**What this task involves**
Your job is to return every line in the data holding the string "title".

**Supplied material**

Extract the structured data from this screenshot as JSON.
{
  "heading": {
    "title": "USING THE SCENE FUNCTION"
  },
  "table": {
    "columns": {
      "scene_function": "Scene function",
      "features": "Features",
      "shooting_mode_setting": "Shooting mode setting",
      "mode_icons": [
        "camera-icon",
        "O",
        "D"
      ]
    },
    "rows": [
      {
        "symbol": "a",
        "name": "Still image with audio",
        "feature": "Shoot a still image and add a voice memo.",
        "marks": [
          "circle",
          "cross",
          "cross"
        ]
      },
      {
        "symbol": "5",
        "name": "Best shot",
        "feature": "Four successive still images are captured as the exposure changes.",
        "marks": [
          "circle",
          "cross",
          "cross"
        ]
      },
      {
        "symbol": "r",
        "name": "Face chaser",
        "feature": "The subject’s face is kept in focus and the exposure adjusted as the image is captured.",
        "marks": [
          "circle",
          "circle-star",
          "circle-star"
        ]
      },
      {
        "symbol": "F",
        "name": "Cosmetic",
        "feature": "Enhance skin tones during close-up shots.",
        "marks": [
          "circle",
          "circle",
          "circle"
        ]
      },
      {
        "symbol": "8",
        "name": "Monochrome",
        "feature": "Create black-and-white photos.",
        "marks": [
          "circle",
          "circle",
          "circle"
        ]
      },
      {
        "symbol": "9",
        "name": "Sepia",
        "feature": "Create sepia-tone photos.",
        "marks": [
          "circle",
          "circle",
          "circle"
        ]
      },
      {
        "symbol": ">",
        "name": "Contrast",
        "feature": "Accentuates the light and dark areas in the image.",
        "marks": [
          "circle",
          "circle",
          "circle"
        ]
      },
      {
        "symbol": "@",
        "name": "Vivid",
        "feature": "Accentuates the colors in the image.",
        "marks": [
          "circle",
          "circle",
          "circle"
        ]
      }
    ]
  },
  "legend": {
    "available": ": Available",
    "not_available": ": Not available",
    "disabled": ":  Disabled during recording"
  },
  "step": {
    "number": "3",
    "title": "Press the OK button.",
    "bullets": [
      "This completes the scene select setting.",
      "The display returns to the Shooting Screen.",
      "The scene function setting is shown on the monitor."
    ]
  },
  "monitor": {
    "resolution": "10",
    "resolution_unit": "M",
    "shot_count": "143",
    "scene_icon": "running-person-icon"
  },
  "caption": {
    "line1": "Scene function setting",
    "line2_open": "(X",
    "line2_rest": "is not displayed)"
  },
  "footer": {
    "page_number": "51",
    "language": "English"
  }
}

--

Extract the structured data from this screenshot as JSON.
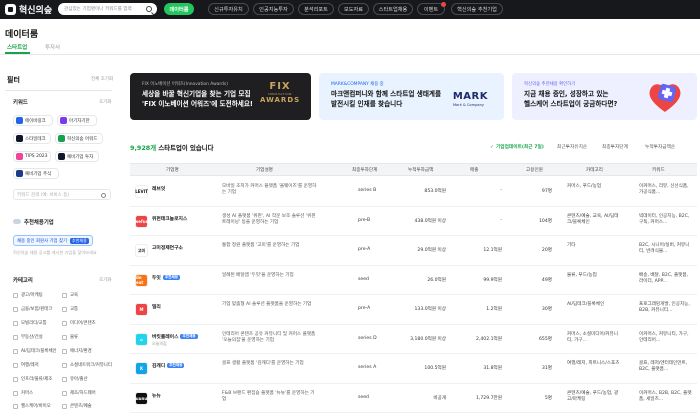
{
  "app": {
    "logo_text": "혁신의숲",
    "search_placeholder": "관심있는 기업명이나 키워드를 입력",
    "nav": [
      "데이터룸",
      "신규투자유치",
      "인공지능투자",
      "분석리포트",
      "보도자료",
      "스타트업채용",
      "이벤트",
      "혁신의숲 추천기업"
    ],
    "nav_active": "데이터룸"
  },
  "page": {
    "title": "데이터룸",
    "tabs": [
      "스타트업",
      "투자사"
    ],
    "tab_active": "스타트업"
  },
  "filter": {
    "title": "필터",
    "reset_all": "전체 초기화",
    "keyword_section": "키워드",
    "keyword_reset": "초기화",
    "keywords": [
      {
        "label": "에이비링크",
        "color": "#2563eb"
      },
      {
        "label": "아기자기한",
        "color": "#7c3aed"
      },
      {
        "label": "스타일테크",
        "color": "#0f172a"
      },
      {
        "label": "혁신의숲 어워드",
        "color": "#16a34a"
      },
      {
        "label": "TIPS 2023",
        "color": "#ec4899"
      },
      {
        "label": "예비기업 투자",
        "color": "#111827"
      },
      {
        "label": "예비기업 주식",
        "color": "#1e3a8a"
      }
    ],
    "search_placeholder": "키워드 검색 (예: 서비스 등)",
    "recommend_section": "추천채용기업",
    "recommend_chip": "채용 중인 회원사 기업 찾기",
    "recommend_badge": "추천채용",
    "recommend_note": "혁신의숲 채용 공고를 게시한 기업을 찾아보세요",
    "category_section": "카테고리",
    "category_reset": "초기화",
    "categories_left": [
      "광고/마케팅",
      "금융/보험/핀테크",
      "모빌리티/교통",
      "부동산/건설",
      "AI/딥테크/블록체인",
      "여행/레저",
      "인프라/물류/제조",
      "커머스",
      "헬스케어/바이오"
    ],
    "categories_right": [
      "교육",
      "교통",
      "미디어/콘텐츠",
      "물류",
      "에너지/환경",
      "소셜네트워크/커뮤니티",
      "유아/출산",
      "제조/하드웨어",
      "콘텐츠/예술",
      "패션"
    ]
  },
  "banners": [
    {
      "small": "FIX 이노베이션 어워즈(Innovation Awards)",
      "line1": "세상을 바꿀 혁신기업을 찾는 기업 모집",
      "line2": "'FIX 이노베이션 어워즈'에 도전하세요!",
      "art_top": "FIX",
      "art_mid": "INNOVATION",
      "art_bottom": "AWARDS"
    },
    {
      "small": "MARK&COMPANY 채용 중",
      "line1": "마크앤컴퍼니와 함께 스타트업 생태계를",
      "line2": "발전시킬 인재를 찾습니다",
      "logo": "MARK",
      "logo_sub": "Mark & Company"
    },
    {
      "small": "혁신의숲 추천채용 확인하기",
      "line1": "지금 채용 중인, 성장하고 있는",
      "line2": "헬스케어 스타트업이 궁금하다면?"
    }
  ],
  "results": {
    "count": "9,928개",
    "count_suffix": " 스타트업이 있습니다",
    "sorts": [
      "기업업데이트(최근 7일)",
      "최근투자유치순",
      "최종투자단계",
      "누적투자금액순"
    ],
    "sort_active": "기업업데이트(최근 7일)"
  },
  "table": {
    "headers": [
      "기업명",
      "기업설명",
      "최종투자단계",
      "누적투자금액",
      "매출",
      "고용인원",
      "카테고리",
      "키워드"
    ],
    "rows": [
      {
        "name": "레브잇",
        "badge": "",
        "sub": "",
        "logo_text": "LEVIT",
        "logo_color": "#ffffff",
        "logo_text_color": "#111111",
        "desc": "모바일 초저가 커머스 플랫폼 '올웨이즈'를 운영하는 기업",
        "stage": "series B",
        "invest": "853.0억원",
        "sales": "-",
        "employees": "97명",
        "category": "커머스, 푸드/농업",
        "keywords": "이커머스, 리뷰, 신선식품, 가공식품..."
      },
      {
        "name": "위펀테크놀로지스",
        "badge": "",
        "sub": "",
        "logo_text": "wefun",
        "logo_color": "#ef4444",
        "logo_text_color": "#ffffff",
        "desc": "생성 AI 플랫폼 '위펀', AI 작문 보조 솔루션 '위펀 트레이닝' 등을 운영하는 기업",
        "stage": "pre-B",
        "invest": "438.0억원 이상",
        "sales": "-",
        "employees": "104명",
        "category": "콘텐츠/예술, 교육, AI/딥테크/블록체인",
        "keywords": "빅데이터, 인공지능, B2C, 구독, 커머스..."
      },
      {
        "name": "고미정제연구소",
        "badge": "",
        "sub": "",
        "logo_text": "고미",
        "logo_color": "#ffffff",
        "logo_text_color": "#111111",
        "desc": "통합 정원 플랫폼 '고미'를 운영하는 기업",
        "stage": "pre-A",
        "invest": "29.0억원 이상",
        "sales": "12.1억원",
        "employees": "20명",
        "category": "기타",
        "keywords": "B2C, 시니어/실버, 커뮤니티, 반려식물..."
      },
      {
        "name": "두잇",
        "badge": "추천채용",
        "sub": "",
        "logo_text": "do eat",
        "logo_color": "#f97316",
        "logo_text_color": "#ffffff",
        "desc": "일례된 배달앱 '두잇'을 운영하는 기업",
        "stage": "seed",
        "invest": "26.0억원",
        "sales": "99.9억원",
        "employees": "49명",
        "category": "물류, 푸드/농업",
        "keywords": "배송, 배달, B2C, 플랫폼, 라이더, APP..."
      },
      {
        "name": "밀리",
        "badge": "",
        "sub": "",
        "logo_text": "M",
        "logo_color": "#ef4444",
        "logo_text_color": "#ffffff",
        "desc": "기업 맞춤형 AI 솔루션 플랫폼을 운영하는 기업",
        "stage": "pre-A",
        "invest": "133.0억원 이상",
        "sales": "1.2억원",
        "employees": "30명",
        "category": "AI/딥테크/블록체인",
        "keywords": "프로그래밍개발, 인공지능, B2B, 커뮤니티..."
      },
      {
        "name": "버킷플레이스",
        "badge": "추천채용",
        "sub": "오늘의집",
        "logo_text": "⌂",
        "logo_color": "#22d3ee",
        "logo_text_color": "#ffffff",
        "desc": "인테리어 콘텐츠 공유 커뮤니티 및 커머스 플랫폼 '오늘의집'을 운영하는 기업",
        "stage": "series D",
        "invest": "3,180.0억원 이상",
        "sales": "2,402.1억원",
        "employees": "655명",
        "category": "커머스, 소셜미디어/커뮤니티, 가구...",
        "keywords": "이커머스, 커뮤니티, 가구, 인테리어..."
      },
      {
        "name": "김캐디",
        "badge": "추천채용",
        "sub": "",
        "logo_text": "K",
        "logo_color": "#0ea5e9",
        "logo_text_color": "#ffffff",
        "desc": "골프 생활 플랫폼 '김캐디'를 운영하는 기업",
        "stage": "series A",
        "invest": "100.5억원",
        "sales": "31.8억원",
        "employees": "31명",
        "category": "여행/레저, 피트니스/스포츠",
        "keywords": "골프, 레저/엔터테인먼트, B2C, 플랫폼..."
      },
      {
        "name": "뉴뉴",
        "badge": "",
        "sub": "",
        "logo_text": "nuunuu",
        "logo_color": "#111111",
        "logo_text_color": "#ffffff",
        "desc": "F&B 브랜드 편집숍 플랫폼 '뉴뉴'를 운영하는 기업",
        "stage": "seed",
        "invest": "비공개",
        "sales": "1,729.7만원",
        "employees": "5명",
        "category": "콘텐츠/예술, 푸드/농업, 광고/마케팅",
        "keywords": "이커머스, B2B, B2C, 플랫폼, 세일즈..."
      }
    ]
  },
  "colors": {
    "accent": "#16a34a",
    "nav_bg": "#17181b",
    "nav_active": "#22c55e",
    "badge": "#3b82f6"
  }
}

**Answer**
    "title": "USING THE SCENE FUNCTION"
    "title": "Press the OK button.",
    "title": "데이터룸",
    "title": "필터",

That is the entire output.